This narrative is based on the book of the same name by Stefan Aust, and it is quite brilliantly pieced together by Edel. The script is by Bernd Eichinger, who was also the writer and producer of Downfall, the superb drama about Hitler’s last days. There has been some criticism in Germany that the treatment is like that of a thrill-inducing action movie. I think this is wrong; the exhilaration one experiences is that which comes from seeing recent historical events superbly recreated by somebody with a firm hand on the material. I had little sense of it being in any way sensationalised. The bombings and their bloodstained aftermaths were genuinely shocking. The performances, too, are faultless.
The initial petty criminal transgressions of the car-stealing, joy-riding Baader initially drew supportive laughter from some of the younger viewers at my screening, doubtless in the belief that they were seeing something cool, but this faded away when it became clear how repulsive a character Baader actually was (although perhaps it was his sexist insults rather than his way with explosives which shocked them into silence). What might also strike them, if they think about it again, was the almost total absence from the film of any representative of the group’s beloved proletariat. The only time we set eyes on the workers is when, as chauffeurs, policemen and bodyguards, they are on the wrong end of one of the gang’s shotguns. This is a solidly middle-class affair.
Edel has said that for dramatic purposes he omitted some of the more arcane political discussions of the group. Certainly, those 18-year-olds I mentioned might be at a loss to understand what the group was actually doing this all for, other than out of a hatred for the generation that came before them, the “pigs”, the people they protected and, of course, America.
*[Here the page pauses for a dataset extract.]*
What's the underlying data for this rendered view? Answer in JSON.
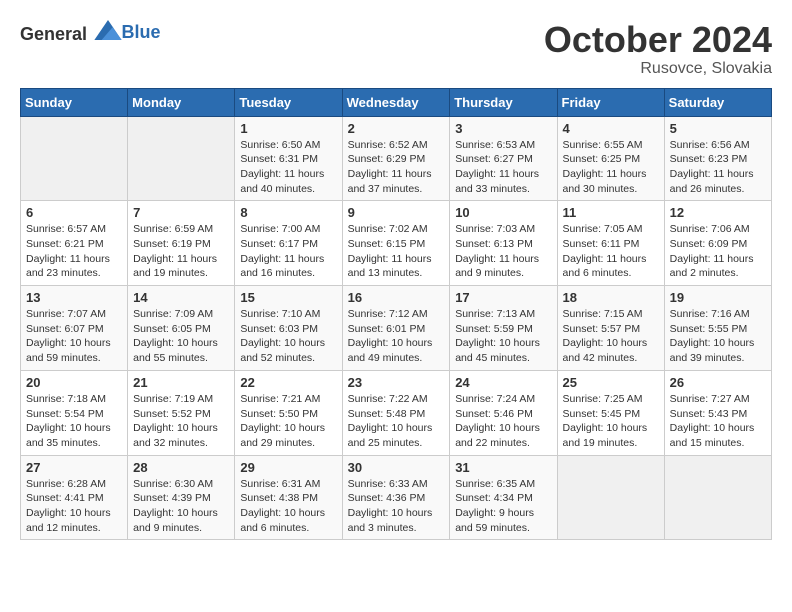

But that doesn’t actually seem so wide of the mark. A superannuated adolescent rebelliousness against authority, rather than a misty-eyed vision of a future paradise, is what motivated much of the far-left activity of the period. And as one watches the gradual disintegration of Baader, Meinhof and Ensslin in jail, the picture conjured up is not so much the disillusionment of a group of freedom fighters as the final days of the followers of that other cult leader of the counterculture, Charles Manson.